§ EXERCISE
Find every line below that contains the word "count" and copy it out.

§ DATA IN THIS EXERCISE
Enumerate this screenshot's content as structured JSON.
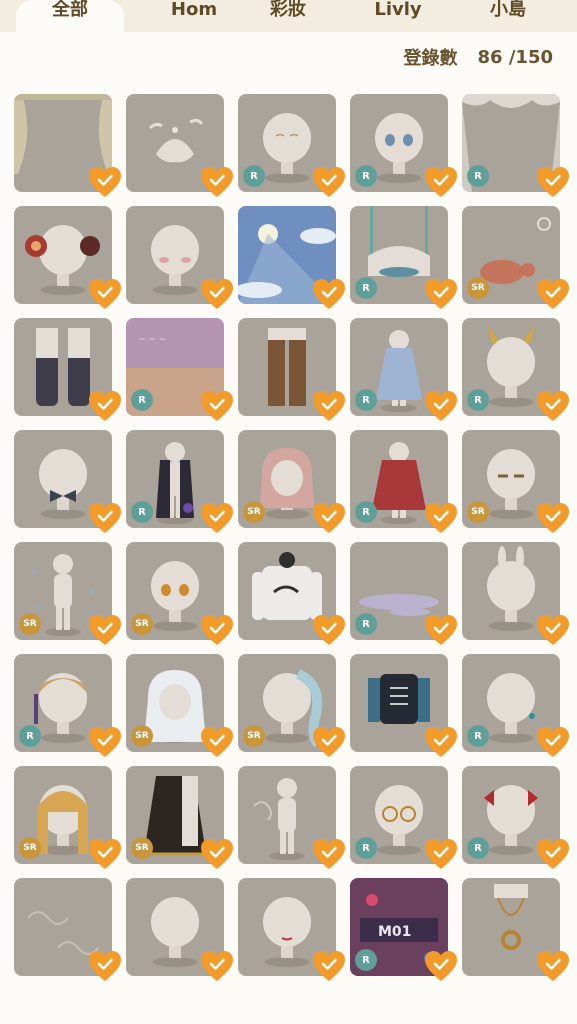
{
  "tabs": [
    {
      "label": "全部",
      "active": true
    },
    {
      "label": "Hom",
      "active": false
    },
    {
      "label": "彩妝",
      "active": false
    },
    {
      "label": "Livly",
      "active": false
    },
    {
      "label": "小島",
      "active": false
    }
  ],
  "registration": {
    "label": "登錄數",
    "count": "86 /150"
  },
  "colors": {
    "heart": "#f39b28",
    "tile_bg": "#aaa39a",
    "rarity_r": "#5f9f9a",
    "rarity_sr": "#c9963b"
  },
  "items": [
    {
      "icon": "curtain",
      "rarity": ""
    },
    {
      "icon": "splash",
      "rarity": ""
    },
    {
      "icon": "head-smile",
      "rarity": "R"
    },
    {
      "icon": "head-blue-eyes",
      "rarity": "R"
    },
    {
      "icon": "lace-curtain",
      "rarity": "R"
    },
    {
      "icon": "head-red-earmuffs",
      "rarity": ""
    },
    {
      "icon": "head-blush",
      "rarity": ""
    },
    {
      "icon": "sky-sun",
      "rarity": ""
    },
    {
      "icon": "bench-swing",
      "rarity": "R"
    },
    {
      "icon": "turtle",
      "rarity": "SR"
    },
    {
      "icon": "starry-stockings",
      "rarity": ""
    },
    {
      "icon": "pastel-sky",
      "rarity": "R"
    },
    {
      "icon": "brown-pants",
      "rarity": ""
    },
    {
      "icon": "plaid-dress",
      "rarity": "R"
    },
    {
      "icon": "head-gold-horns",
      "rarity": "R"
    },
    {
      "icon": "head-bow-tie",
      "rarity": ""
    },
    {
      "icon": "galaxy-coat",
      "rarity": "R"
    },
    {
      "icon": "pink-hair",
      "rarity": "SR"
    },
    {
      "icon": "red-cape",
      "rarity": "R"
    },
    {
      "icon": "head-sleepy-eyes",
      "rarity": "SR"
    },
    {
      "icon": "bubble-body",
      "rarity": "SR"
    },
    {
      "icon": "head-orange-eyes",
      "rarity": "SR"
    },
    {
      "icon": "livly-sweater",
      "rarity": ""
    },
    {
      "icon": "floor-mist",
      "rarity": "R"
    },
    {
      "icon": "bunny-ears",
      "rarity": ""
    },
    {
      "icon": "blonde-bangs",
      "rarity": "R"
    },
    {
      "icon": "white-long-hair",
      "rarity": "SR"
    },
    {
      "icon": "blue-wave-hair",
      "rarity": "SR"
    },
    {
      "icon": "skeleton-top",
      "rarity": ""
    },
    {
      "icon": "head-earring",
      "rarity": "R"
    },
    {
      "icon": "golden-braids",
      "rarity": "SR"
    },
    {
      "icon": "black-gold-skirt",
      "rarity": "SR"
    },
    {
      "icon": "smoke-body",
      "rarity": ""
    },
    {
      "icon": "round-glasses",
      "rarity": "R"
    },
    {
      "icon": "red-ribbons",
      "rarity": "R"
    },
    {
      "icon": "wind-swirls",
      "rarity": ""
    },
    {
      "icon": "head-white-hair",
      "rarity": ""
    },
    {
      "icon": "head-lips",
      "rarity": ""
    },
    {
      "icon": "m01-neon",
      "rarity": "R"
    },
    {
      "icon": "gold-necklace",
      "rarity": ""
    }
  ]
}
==
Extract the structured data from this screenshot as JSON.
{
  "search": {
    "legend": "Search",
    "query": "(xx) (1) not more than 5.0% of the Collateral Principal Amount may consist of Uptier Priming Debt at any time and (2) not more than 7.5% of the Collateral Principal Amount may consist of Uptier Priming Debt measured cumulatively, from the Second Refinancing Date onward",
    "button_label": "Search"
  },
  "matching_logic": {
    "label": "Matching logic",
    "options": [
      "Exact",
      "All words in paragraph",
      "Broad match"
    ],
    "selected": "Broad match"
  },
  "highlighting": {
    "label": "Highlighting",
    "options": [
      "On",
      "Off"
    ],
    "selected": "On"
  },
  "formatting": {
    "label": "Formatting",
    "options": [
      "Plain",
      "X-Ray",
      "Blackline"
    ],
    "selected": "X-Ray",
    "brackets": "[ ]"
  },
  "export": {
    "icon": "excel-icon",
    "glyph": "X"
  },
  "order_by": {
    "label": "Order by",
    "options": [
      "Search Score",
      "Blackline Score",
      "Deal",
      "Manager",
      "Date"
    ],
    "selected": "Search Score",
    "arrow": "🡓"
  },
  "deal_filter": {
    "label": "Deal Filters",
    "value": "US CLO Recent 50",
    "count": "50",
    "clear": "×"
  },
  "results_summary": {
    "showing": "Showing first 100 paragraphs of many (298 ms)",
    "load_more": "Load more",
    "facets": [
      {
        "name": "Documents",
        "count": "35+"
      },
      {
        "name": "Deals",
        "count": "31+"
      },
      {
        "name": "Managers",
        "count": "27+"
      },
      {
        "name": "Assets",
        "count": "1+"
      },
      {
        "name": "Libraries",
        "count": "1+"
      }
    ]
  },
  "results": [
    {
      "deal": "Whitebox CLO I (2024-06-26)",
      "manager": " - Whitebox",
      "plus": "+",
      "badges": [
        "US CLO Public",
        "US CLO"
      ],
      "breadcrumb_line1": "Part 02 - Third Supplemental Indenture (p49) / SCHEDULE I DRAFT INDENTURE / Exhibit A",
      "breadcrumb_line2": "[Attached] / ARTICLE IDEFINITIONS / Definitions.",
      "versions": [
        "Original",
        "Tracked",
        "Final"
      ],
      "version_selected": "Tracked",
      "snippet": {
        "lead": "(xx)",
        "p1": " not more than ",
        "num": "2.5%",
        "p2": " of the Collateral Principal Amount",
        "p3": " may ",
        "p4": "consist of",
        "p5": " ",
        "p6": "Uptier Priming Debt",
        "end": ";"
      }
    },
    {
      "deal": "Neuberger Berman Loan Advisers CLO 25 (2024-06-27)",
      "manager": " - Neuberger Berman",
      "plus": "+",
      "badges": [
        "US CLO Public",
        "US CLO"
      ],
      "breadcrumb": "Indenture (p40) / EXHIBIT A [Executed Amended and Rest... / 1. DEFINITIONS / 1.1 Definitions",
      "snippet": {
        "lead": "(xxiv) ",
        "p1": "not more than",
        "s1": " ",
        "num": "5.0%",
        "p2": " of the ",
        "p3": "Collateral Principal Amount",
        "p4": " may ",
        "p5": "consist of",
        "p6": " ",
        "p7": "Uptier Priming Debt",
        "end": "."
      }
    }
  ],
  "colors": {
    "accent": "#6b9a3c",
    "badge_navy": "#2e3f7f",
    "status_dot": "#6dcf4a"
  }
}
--
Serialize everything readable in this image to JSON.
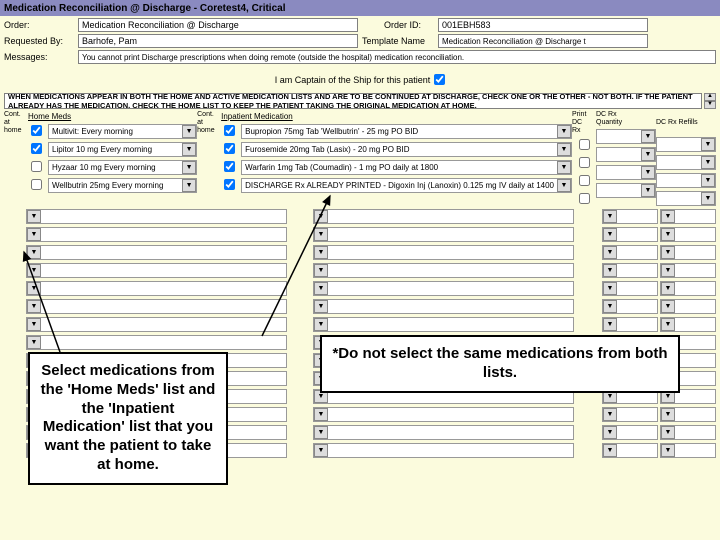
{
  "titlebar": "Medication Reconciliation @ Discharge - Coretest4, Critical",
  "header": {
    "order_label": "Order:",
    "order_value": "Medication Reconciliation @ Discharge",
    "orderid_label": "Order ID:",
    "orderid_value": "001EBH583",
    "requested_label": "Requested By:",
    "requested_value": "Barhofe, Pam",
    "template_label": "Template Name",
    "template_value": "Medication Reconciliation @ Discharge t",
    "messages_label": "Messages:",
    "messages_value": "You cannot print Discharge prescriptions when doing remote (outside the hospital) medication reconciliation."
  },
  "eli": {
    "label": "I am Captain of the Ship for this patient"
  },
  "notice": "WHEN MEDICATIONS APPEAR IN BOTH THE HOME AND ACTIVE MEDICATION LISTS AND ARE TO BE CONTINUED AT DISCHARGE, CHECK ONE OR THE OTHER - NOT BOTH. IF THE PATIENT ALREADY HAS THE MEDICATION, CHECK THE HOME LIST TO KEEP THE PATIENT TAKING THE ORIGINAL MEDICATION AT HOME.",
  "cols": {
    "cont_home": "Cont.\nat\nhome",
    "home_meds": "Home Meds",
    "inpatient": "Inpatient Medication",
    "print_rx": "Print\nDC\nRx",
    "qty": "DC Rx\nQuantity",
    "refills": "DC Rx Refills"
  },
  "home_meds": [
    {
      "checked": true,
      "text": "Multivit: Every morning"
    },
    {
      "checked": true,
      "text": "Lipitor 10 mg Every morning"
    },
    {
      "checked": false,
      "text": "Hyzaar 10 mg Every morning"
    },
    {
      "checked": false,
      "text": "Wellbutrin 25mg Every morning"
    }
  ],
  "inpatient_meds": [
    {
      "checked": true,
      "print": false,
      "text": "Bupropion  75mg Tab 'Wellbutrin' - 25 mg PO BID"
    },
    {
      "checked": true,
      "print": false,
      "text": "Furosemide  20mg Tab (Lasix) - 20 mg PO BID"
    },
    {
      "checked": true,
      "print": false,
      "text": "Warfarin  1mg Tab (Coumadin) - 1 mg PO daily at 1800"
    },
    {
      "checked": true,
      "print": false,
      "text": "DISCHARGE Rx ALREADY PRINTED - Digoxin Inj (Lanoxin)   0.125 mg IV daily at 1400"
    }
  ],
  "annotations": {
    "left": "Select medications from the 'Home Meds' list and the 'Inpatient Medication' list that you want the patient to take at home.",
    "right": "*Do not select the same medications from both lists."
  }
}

§ ANSWER AREA
    "count": "86 /150"
    "count": "50",
        "count": "35+"
        "count": "31+"
        "count": "27+"
        "count": "1+"
        "count": "1+"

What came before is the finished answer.